AIM OF THE EXERCISE :: Your answer should consist of every line from the records that holds the string "date".

Element data from apps and pages:
━━━━

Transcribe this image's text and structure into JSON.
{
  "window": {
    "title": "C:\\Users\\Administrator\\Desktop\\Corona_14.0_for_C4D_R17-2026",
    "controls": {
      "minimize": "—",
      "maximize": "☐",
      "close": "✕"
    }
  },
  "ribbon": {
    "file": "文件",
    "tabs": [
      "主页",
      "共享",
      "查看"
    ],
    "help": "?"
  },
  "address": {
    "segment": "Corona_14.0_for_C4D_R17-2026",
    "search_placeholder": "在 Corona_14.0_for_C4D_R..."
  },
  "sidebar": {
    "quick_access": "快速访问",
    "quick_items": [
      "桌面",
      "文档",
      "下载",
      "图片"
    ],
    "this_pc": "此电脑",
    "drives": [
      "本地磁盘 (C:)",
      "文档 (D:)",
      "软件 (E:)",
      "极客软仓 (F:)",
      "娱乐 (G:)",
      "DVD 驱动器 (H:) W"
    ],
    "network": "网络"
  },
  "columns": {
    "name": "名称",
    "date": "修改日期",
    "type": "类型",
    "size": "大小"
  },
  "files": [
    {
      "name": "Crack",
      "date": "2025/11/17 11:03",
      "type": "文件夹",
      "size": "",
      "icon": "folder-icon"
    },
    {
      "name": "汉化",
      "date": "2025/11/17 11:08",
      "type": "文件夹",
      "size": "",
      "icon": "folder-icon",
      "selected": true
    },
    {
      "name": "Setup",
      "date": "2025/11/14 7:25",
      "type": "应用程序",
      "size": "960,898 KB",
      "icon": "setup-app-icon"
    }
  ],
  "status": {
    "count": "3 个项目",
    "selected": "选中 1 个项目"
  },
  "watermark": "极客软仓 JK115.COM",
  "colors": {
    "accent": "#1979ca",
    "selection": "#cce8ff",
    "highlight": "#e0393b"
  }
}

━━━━

ANSWER ::
    "date": "修改日期",
      "date": "2025/11/17 11:03",
      "date": "2025/11/17 11:08",
      "date": "2025/11/14 7:25",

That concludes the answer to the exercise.